Winn McGowan then quoted Dr. Treadwell himself on the history of his practice.  About his early years in Friendship Dr. Treadwell said, “My main line of work in those years was delivering babies throughout Adams County and making trips for the same purpose into all the adjoining counties.”

Pausing to do a mental calculation the doctor then continued, “I would estimate my baby cases at around 2,500 in Adams County and adjoining counties, practically all home deliveries up to the last ten years since which time many have been hospital cases.  This number includes at least twenty-seven pair of twins, and one birth of triplets born to Mrs. LaVere Klaus of White Creek.[6]  That was one of the greatest thrills of my lifetime, to have delivered triplets.”

The 74-year-old man then concluded, “I expect to deliver a lot more babies before I retire.”[7]

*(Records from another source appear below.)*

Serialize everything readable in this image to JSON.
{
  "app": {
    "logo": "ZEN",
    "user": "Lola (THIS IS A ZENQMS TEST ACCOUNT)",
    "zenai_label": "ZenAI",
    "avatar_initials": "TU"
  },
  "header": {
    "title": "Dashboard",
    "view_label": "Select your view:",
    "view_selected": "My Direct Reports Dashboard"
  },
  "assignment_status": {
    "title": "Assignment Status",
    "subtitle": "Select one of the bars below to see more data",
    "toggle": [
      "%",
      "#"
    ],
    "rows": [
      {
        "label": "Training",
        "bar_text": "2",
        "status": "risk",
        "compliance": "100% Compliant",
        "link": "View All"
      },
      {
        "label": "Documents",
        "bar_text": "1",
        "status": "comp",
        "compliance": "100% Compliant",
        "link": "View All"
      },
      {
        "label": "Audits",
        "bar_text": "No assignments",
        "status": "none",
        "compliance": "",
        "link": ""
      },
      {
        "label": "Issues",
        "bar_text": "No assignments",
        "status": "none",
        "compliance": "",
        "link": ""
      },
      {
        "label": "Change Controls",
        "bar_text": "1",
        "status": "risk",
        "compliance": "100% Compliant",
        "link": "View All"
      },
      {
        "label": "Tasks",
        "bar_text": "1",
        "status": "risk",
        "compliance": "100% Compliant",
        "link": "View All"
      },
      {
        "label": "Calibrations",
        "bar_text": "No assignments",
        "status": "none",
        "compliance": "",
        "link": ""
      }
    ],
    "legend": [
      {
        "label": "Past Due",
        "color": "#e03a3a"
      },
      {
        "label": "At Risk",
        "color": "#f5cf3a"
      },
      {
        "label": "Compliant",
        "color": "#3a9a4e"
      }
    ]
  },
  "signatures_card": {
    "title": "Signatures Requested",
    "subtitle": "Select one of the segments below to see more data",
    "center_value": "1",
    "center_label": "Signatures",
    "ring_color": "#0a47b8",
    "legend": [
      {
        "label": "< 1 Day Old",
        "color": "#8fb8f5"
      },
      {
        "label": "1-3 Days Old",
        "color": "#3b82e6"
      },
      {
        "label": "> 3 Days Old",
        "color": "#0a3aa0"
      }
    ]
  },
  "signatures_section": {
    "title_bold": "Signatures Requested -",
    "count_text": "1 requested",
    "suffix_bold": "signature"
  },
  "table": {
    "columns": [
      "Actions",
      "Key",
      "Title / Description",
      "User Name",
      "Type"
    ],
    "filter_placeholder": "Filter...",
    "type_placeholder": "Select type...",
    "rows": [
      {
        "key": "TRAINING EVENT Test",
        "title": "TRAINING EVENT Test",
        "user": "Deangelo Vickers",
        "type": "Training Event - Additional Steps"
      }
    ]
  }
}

Dr. Treadwell did continue to work and deliver babies for two more years.  He died of a heart attack on Sunday, June 20, 1954 at the Portage hospital.  The funeral was held the following Tuesday in the Adams-Friendship High School auditorium to accommodate the doctor’s many friends.  Adams and Friendship business places were closed during the funeral.[8]


How Dr. G. F. Treadwell became an honored and well-remembered citizen in the community is summed up in something else he said, “My main satisfaction was to be of help to people wherever they lived and under all circumstances.”


This article previously appeared in winter 2004 edition of the Adams County Historical Society’s newsletter, The Quatrefoil.


[1] Winn McGowan, quoted in The Friendship Reporter, September 11, 1952

[2] “Dr. Glenn F. Treadwell is Honored at His Funeral Service Tuesday Afternoon” The Friendship Reporter, Thursday, June 24, 1954.

[3] “Dr, G.F. Treadwell Honored at Adams County Fair Program”, The Friendship Reporter, Thursday, September 11, 1952

[4] ibid

[5] “All Around Town” The Friendship Reporter, Thursday, June 17, 1920.

[6] The triplets were Matt, Marion and Marie Klaus.  Matt and Marion lived to adulthood.   Marie died in childhood.

[7] The Friendship Reporter, Thursday, September 11, 1952.

[8] “Dr. Glenn F. Treadwell is Honored at His Funeral Service Tuesday Afternoon” The Friendship Reporter, Thursday, June 24, 1954.